*Information:*
------------------------
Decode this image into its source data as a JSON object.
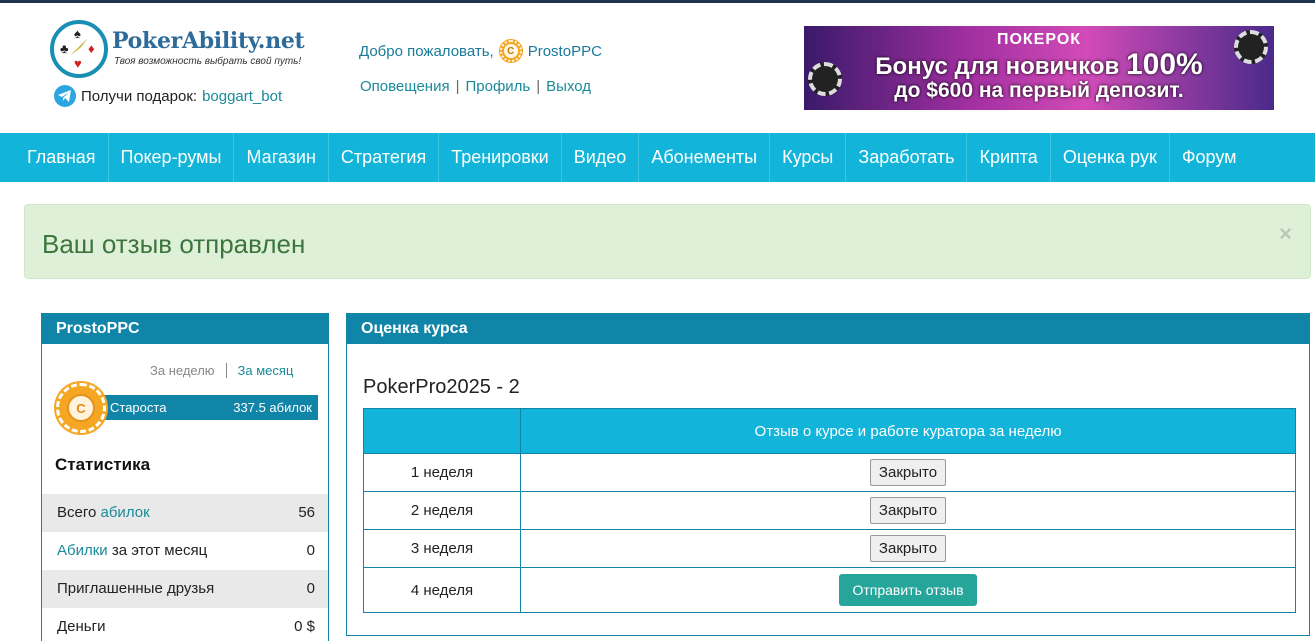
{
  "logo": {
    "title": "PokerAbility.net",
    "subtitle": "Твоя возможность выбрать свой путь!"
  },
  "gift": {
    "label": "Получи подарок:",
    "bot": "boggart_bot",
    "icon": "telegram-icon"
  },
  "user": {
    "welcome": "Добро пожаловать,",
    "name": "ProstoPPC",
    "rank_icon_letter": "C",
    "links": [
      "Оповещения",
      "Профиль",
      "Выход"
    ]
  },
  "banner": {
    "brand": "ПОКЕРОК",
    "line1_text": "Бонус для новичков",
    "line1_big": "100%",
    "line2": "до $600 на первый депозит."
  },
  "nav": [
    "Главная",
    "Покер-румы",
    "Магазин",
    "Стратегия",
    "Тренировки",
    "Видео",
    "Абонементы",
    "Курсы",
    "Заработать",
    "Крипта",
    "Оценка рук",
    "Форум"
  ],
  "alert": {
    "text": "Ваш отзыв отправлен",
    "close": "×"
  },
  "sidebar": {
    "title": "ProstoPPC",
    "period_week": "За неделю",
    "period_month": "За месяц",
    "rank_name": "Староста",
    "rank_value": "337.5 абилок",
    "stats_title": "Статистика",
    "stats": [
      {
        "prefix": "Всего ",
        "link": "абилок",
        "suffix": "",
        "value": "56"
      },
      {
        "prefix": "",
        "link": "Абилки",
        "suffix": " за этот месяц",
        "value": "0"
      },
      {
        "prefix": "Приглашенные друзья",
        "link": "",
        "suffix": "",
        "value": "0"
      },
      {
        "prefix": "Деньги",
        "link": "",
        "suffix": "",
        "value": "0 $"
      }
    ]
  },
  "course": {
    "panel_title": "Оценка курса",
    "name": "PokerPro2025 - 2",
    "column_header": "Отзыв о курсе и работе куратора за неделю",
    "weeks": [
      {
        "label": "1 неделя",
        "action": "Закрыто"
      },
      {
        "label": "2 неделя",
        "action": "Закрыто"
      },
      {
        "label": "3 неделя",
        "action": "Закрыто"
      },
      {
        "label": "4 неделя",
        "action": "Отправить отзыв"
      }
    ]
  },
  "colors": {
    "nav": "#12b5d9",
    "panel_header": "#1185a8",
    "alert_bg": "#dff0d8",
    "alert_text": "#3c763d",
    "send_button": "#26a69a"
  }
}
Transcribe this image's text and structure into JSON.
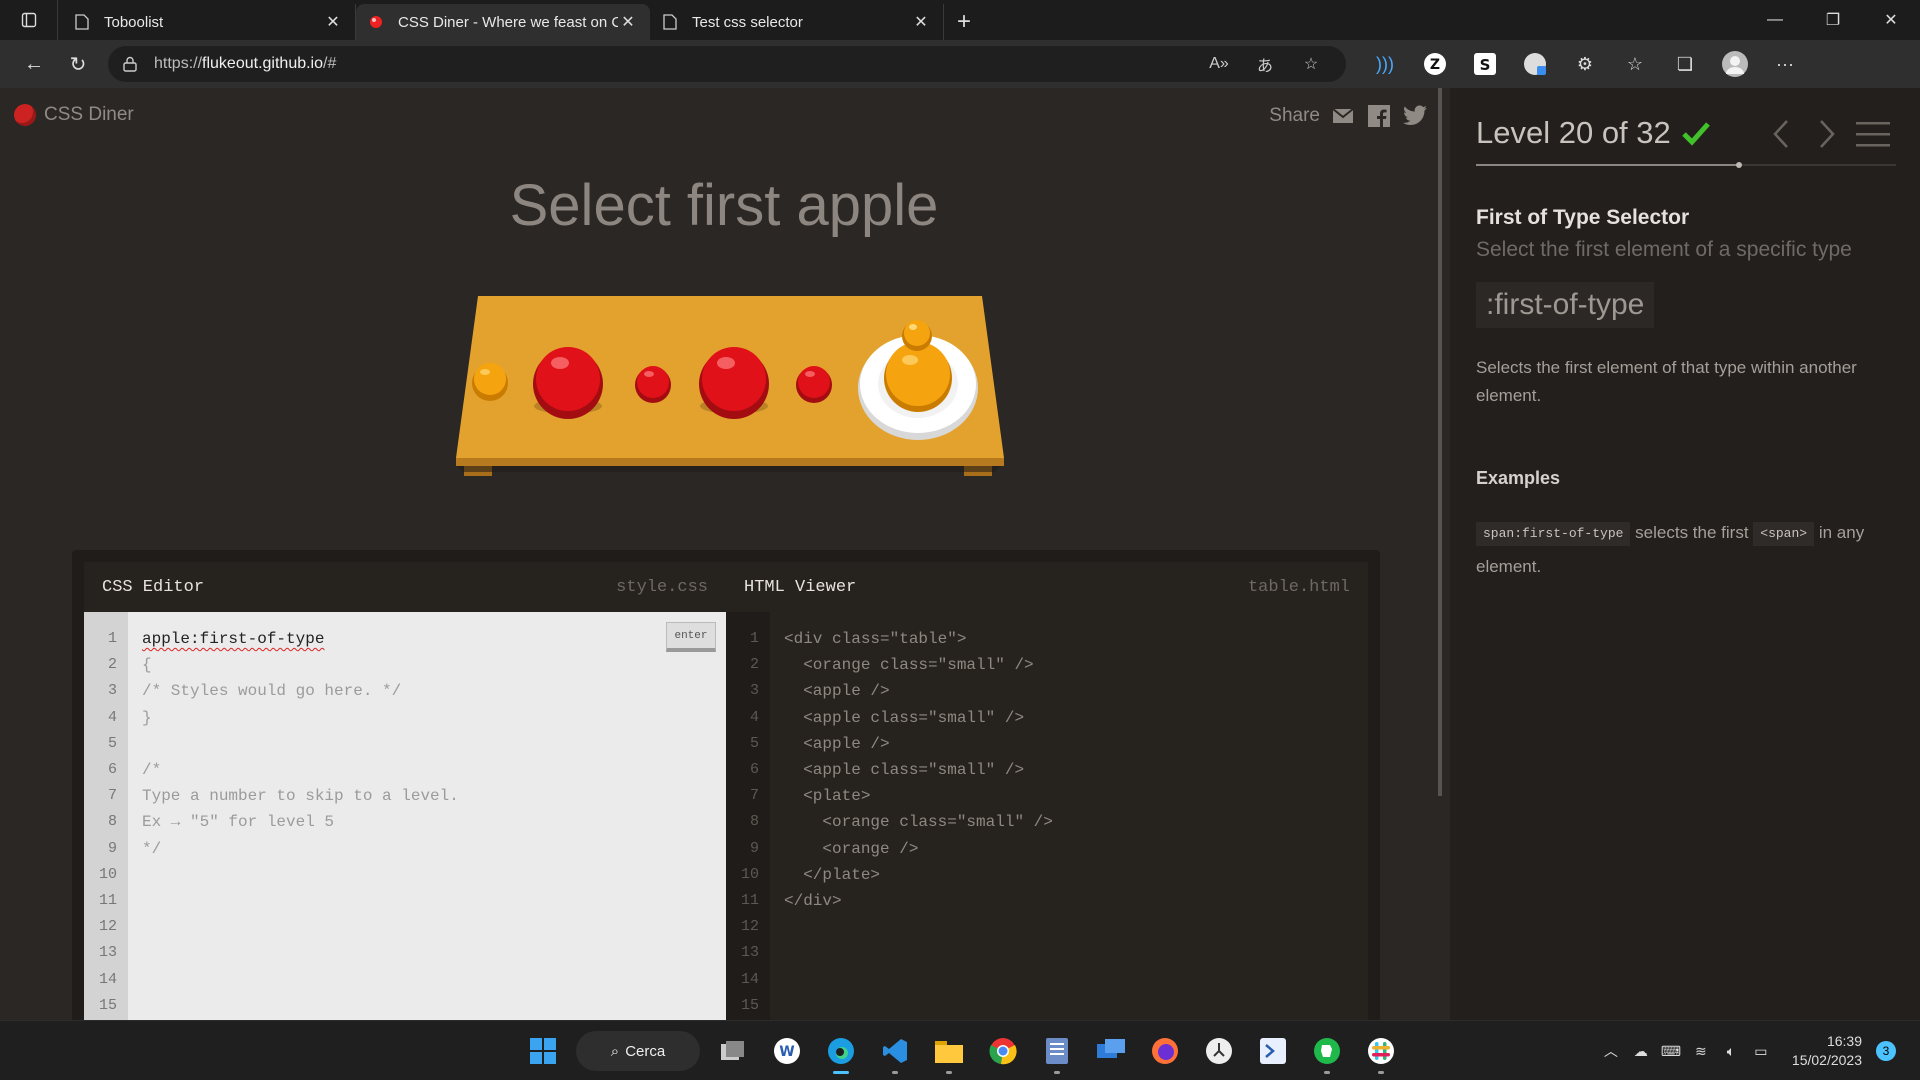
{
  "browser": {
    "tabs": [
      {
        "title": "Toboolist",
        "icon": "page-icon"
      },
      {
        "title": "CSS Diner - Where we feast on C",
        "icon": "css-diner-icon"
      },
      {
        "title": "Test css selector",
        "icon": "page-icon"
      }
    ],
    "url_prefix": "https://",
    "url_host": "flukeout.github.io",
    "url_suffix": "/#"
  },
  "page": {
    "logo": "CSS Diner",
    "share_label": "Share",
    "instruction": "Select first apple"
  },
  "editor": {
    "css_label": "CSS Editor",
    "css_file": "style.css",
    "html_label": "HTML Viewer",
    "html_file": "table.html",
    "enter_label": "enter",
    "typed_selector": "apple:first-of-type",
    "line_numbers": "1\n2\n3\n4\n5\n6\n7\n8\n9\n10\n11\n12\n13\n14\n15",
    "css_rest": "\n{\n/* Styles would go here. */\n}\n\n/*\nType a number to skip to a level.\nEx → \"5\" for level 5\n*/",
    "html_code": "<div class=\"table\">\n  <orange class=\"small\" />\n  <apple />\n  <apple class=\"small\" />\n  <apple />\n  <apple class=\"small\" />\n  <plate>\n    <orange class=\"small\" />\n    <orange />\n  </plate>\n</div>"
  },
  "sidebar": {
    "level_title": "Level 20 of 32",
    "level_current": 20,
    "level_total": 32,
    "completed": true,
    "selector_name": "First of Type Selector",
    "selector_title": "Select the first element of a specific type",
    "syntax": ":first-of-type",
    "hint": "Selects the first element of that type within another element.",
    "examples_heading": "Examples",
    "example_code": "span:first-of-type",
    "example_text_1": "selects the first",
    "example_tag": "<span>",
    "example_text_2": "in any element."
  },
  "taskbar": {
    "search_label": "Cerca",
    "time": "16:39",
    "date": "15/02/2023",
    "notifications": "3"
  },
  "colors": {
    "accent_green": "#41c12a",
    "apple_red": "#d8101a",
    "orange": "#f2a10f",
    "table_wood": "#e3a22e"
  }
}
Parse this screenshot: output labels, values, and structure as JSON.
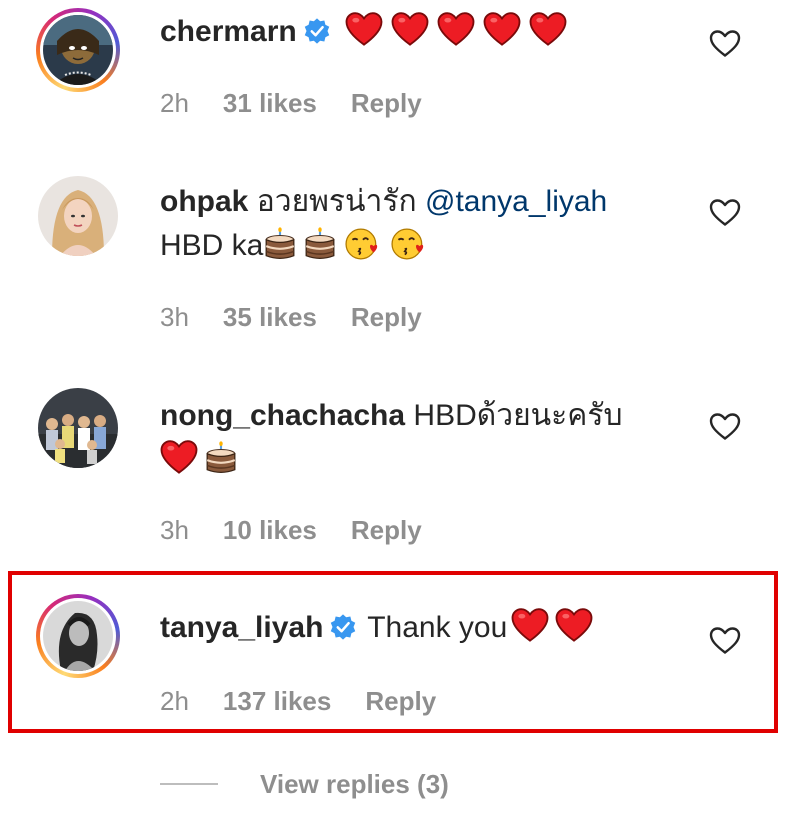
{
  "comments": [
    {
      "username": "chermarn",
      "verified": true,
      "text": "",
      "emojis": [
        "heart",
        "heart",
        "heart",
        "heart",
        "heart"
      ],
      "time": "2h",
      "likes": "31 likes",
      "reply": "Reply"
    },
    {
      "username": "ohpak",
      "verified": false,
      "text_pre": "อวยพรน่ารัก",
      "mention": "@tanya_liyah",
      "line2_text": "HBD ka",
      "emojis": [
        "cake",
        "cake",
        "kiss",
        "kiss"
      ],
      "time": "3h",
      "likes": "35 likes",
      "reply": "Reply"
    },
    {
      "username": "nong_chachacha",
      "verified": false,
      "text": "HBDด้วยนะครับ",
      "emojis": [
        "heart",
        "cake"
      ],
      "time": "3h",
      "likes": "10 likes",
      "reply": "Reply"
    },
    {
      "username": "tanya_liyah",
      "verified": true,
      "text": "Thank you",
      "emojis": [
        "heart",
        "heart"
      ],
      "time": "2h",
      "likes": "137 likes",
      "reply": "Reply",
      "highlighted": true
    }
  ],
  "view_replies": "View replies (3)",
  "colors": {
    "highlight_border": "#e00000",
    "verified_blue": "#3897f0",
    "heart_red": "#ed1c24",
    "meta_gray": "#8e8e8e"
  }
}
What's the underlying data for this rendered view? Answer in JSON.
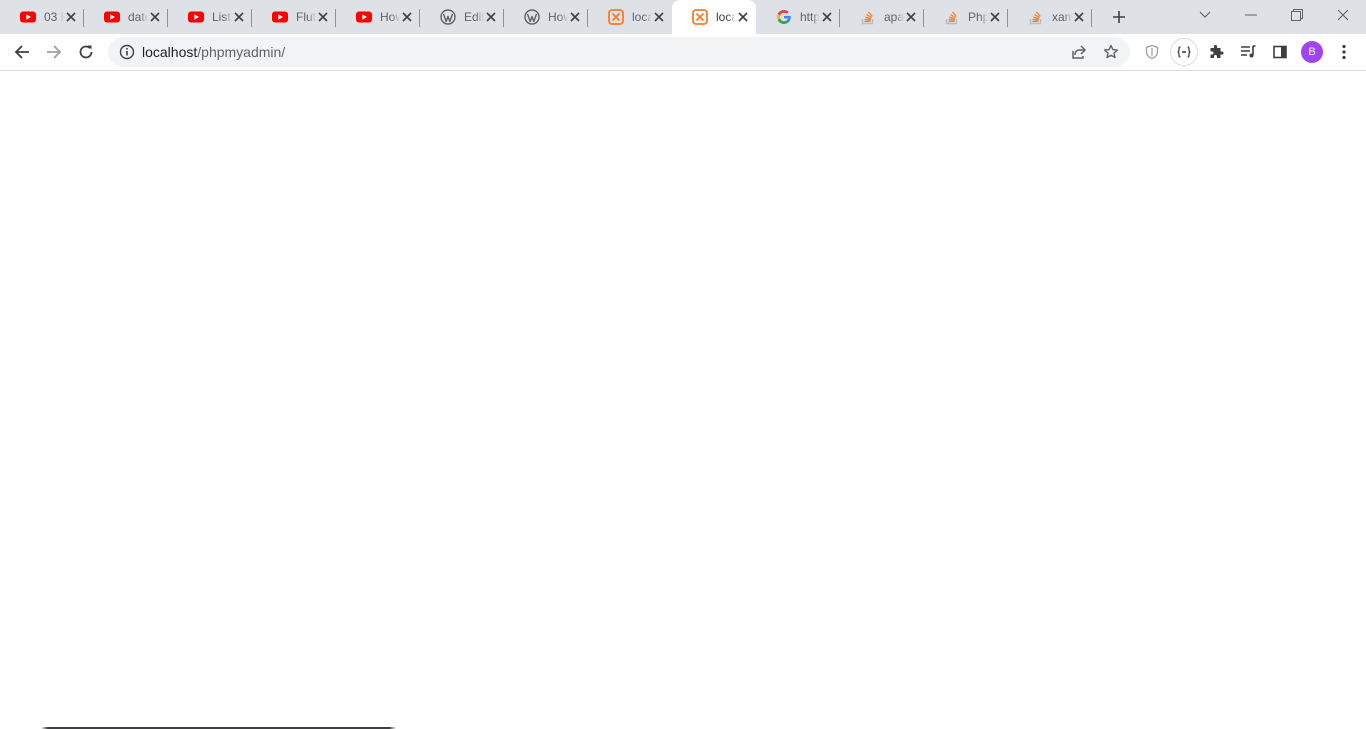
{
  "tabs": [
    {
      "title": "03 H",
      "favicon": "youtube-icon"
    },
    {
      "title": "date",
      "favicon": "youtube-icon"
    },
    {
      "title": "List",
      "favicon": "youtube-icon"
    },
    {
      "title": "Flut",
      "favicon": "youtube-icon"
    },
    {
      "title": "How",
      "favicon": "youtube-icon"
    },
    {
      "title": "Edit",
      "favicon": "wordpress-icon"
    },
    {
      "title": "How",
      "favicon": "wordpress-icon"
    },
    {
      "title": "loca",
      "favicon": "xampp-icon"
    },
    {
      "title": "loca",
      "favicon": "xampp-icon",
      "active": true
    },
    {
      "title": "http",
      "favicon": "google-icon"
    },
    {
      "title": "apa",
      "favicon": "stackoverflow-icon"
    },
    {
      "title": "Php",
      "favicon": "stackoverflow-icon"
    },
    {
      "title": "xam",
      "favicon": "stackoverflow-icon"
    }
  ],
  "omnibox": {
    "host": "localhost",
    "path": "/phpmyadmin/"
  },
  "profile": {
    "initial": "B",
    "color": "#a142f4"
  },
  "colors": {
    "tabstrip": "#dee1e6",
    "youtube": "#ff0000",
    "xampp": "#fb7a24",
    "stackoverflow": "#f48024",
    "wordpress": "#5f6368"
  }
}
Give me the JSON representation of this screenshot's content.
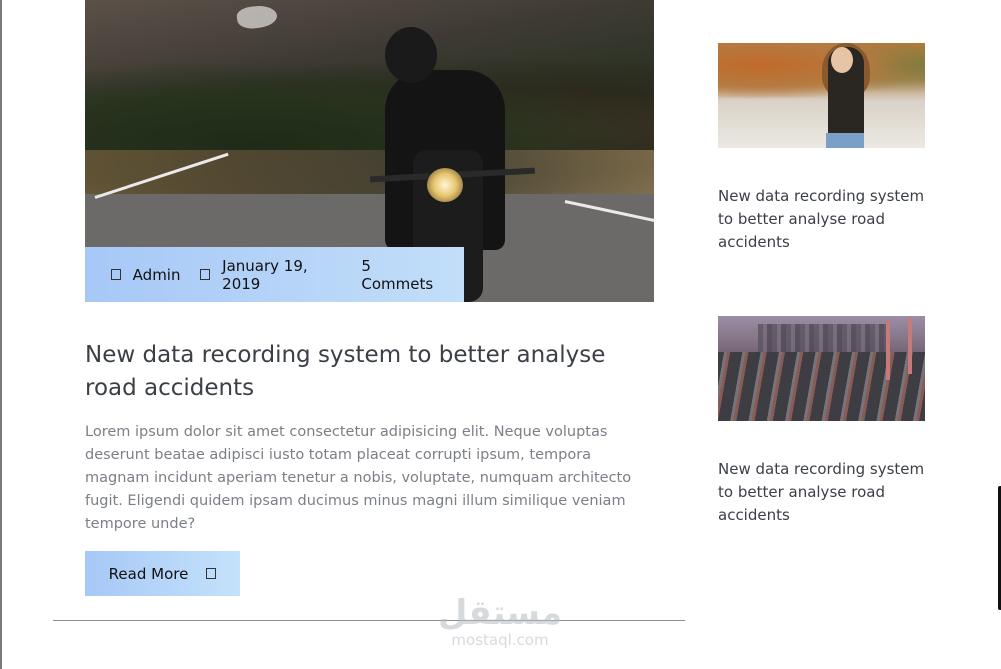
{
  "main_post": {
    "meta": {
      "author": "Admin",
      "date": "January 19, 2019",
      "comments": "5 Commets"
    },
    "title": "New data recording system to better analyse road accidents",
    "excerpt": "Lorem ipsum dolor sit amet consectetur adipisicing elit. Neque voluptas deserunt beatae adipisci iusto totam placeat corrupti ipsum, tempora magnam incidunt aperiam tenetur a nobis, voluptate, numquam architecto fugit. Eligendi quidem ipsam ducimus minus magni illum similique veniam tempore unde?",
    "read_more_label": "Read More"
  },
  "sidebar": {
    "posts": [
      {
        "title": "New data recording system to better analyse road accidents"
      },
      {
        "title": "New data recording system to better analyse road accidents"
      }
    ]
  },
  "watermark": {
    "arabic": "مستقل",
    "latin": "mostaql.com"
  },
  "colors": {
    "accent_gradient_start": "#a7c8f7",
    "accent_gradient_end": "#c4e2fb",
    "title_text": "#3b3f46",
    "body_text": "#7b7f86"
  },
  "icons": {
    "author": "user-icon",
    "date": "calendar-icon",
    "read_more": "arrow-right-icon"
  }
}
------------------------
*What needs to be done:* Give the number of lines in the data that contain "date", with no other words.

*Answer for the task:* 4